16 the movements of the weapons. It is the same number, but positions were

17 moved of the weapons.

18 JUDGE ORIE: So the positions would change?

19 A. Yes.

20 JUDGE ORIE: Including the positions of mortars?

21 A. Yes.

22 JUDGE ORIE: And up until that moment where the heavy weaponry had

23 to be moved to a certain area outside, would there be always three mortar

24 positions or would there be more or less or would that change? So I am

25 not talking about the time where there were certain regulations in force

Page 15818

1 as to have the heavy weaponry under control.

2 A. Mostly it was the same number of positions, except that they

3 changed.

4 JUDGE ORIE: Yes. I do understand.

5 Last question is about when you said about how far weapons would

6 reach from your positions at the front line, you gave numbers as high as,

7 I think, 5.000 metres or 6.000 metres. What weaponry did you have in mind

8 at that moment when you gave that answer?

9 A. I was thinking of the weapons 7.9 millimetre calibre, and the M-74
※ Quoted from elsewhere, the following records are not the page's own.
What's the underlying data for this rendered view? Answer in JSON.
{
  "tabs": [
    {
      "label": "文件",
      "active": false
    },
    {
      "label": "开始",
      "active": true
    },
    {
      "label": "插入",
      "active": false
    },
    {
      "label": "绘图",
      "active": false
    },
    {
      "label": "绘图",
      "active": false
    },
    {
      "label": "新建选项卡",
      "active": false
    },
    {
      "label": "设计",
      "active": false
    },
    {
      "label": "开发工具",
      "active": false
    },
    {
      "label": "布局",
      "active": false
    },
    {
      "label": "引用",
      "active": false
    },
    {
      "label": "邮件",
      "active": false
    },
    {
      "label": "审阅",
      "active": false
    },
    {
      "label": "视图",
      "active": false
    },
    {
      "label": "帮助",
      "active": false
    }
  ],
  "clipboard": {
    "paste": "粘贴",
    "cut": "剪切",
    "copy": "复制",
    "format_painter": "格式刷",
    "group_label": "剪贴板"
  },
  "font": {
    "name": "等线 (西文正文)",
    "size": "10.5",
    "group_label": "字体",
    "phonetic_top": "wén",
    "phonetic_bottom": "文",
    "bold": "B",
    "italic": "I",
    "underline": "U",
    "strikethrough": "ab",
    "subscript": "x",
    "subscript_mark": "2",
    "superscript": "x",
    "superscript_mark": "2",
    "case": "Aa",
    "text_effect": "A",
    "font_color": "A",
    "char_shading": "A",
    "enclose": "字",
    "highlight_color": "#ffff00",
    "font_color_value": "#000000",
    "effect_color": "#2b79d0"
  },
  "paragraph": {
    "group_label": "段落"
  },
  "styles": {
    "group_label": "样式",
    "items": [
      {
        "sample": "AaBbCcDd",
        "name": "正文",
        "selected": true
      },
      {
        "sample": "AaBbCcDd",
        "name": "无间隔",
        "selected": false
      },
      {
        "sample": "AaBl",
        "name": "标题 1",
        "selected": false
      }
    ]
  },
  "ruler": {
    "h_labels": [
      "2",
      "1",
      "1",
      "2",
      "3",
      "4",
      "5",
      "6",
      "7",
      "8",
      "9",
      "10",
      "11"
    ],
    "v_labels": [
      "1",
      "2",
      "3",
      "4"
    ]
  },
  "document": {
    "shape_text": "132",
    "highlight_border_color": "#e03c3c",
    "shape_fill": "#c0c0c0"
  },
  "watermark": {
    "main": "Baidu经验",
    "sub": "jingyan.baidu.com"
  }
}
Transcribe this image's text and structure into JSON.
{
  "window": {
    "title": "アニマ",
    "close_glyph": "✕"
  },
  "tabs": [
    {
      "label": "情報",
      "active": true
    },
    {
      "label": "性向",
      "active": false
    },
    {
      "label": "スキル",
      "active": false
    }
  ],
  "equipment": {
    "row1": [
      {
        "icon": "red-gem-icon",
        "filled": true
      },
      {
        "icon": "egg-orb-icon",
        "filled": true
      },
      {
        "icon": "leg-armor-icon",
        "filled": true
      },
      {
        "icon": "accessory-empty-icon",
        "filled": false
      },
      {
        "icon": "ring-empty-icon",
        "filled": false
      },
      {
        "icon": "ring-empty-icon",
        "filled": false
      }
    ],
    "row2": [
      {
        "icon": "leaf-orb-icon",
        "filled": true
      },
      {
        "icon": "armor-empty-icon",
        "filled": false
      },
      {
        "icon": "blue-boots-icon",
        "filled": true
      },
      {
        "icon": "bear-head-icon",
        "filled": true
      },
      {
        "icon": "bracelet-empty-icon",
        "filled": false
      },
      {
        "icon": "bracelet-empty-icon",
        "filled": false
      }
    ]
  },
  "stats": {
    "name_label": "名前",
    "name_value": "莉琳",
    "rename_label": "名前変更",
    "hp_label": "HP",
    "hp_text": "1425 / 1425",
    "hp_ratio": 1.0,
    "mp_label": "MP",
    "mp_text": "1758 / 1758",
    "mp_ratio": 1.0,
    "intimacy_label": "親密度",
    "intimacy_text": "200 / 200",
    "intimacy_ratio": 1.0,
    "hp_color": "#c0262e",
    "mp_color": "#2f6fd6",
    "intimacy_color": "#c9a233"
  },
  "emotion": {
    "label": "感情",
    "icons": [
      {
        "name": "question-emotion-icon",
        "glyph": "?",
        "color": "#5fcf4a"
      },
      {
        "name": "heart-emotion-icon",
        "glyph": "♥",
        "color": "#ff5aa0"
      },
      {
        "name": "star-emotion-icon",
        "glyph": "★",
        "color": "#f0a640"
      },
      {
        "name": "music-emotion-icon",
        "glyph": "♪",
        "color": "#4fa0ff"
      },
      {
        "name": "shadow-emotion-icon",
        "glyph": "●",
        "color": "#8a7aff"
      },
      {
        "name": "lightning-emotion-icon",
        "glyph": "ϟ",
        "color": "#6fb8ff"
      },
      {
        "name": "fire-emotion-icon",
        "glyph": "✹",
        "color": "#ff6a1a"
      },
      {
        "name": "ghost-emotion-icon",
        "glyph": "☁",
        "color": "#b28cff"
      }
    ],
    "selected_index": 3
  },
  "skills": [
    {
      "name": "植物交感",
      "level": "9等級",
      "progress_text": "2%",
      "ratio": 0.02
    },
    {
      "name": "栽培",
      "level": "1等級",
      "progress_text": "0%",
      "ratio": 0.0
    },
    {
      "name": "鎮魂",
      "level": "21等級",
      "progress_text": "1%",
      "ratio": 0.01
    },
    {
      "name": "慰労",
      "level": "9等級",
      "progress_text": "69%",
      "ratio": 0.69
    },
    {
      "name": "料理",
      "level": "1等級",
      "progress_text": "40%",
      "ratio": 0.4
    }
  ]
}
10 machine-guns.

11 JUDGE ORIE: Yes. Thank you for your answer --

12 THE INTERPRETER: M-84 machine-guns, the interpreter corrects

13 herself.

14 JUDGE ORIE: Thank you for your answer. This concludes your

15 testimony in this court. I would like to thank you very much for having

16 come far away and having showed all patience with us during the last few

17 days. You've answered all the questions of the parties and of the Bench.

18 I thank you again for coming and I wish that you have a safe trip home

19 again.

20 THE WITNESS: [Interpretation] Thank you.

21 JUDGE ORIE: Mr. Usher, could you please escort the witness out of

22 the courtroom.

23 [The witness withdrew]

24 [Trial Chamber and registrar confer]

25 JUDGE ORIE: Do the parties know we are not sitting tomorrow, we

Page 15819

1 will not sit next Monday, we will sit on Tuesday and that should be in the

2 afternoon as far as I understand. Then a number has been given to the

3 large, coloured map that, that will be number C2. Yes, we are sitting in

4 the afternoon, same courtroom. Since we are heading for a relatively long

5 weekend, is there anything the parties would like to raise at this very

6 moment? It seems to be not. I thank the interpreters and the technicians

7 very much for their assistance and the cooperation because I stole, again,

8 seven minutes of your time. We will adjourn until next Monday -- Tuesday.

9 --- Whereupon the hearing adjourned at

10 1.55 p.m., to be reconvened on Tuesday,

11 the 19th day of November, 2002, at 2.15 p.m.